However, a far better result was possible, and not widely spoken about. I discovered that if the USA would only agree to a 0-0 draw in their game, and England drew 2-2 with Slovenia's world-class players, then the progression of the US and Ing-er-land would be decided by the drawing of lots.
Which would have been bloody brilliant. England losing on drawing a lot would have caused every tabloid newspaper in the country to start printing in skyscraper-high 3D just to express their unending horror and disgust.
Instead, of course, after England won they exhibited jubilance and entirely uncasual xenophobia, celebrating the triumphant achievement of winning one game out of three, against the 11 people in Slovenia who've heard of football. (I should add that I'm writing this ahead of England's humiliating defeat by the Germans today. Please please please. Make the noise stop.)
Er, I got lost. So during the Slovenia game I decided to recreate the event in ISS 64 to see if my result would match the real one. Unfortunately the Japanese game doesn't include the Slovenes, so I had to opt for their former peasant revolting buddies, Croatia. I played England. We played in the S.A. Stadium, which while apparently standing for South America was good enough to represent South Africa for me.
Oh my goodness, what a game. You should have seen it. By half time the Croatians were 2-1 up, a naughty "K. Hoddle" somehow not given a red card for walking up to the opposing goalie as he was about to do a goal kick, and punching him to the ground.

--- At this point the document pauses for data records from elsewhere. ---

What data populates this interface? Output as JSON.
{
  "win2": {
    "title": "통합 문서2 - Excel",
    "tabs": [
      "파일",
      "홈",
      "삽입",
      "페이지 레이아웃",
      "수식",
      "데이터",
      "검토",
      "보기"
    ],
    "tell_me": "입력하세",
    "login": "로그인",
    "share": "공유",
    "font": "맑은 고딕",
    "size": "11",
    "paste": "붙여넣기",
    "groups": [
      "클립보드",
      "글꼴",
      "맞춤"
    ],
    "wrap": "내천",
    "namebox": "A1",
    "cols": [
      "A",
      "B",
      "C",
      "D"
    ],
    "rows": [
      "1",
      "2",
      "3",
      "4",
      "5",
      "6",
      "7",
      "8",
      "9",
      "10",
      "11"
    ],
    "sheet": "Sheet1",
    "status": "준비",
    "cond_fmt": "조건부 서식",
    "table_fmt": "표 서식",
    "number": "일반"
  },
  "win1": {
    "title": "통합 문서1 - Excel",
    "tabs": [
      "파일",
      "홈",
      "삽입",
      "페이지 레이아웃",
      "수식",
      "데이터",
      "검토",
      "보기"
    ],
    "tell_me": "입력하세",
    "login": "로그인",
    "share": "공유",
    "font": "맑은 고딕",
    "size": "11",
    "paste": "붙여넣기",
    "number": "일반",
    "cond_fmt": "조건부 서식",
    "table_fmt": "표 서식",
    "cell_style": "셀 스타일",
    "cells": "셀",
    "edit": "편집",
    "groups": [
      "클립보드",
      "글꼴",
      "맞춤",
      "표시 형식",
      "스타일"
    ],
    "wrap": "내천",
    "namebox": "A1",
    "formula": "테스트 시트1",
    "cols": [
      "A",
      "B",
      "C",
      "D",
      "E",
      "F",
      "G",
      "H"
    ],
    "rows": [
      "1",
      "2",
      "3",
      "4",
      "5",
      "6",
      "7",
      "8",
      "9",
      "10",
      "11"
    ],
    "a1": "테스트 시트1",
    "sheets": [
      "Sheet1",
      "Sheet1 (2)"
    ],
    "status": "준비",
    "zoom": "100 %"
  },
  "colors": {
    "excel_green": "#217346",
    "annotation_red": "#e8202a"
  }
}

In the second half England equalised, and the desired 2-2 outcome was on the cards. But then Croatia ruined everything by scoring twice more. But England pulled one back during stoppage time! A stoppage time which then carried on apparently interminably until it was 5-4. Could England get the draw they're so used to?
No. "TIME UP!" was bellowed with the ball in play. I then checked the score of the real game and saw it had rudely failed to follow my example.
So the only thing for it was to take Wales into the utterly berserk World League, in which you play 70 matches. Which revealed the horror of seeing the players celebrate a goal by forming a human caterpillar. And lose their first game 11-4.
For all its ludicrous ways, and in fact because of its ludicrous ways, ISS 64 is such tremendous fun. The so-bad-you-can't-switch-it-off commentary keeps you laughing and mimicking throughout, alongside screams of fury at the completely inept referee. Playing with a friend is, of course, by far the best way, and instantly the fun of those days in 1998 at university were recalled, yelling abuse at each other and falling about laughing at the game interrupting with half time in the middle of a goal scoring opportunity.
ISS 64 doesn't get football, and that's completely to its credit. It's the perfect way to consume the sport for someone who'd rather dig a hole in the garden, fill it with dog poo and concrete, and slowly slide in head first than watch a minute more of the World Cup.